Now I’m no child psychologist, and maybe Super Nanny would tell me I’ve got it all wrong, but still I have this hunch that perhaps one of the reasons children feel so free to get so angry so openly with their parents when things don’t go the way they want them to go, is because they trust them.
A wise parent knows that his children are going to be angry from time to time and doesn’t expect otherwise. A loving parent allows her children to express that anger in ways that are proper, yes, but also ways that are honest. And good parents don’t ever tell their children, “I love you, as long as you’re not angry with me.”
Jesus, at one point in his teaching, told his followers that unless they changed and became like little children they would never enter the kingdom of heaven.
Is not one of the characteristics of little children that they are so willing to trust? And isn’t that why they are so open, so often, with their anger.
Bring your anger, and all that you feel for that matter, openly and honestly to God. But never let your anger, or anything else, overcome your trust in God. Because nothing, not even your anger at it’s most selfish, can ever overcome God’s love for you.
For Further Study:
For Further Study in Scripture:
-A few of the other Psalms that might help us get things off our chest are Psalms 22, 55, 64, 74
-Scriptures reflecting the nature of God’s anger: Psalm 30:5, Psalm 78:38, Psalm 86:15, John 2:12-16
-Scriptures giving guidance to us about anger: James 1:19, Titus 1:7, I Timothy 2:8, Ephesians 4:26

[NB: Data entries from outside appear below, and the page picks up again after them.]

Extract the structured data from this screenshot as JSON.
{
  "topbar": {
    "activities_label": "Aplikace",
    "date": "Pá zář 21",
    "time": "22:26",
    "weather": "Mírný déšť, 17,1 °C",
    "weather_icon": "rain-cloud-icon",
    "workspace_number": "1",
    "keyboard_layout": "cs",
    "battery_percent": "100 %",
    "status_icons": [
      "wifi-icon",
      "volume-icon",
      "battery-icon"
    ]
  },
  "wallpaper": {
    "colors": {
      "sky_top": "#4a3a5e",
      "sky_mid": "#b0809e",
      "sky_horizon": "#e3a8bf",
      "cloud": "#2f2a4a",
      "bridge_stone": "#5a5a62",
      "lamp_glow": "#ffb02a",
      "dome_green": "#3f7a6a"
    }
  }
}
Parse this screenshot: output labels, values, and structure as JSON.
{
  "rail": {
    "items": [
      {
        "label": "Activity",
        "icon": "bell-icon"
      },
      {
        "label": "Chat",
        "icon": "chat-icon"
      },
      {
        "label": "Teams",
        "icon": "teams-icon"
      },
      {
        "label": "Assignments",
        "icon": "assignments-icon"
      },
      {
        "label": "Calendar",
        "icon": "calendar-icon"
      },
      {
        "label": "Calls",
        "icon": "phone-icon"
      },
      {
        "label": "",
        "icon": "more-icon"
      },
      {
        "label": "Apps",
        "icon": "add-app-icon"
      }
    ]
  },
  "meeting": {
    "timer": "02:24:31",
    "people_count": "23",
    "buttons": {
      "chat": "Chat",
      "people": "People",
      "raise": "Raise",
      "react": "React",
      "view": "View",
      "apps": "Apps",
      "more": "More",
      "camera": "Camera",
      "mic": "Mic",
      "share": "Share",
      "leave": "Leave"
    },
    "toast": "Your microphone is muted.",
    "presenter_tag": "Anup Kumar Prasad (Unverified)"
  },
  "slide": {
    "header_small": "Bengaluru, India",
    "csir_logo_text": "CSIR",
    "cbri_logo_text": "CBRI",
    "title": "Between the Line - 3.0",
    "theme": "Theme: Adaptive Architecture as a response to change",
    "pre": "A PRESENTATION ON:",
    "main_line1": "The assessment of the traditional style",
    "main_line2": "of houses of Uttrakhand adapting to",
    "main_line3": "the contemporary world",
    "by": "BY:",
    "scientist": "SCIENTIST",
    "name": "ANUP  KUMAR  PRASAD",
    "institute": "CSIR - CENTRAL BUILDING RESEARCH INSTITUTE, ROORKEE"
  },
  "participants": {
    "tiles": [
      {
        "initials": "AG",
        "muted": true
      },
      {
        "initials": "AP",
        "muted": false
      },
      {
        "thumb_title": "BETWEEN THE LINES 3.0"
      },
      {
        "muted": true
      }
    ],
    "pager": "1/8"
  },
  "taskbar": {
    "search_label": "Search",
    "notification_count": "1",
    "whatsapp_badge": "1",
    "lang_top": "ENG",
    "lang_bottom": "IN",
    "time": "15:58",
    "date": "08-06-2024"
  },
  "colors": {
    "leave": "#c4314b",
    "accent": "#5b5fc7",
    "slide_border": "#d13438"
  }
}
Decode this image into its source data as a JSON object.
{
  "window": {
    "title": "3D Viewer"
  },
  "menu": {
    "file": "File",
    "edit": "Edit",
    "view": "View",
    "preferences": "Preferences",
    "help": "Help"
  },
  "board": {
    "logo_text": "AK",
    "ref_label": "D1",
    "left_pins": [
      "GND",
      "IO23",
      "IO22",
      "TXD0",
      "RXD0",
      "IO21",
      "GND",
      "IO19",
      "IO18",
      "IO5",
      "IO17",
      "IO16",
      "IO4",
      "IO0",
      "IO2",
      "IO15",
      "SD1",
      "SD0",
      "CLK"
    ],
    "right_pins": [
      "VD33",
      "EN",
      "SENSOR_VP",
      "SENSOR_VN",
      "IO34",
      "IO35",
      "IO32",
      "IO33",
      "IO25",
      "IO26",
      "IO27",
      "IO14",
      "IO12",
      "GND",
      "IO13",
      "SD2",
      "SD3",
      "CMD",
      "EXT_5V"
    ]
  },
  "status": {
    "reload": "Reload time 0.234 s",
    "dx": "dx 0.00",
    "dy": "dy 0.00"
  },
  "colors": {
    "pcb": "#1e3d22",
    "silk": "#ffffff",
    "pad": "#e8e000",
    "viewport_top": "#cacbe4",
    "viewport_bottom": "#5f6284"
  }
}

See full story in John 2:12-16. Also, I was informed in the re-telling of this story by Bill Hybels’ book The God You’re Looking For, (Nashville: Thomas Nelson Publishers, c. 1997), p. 65.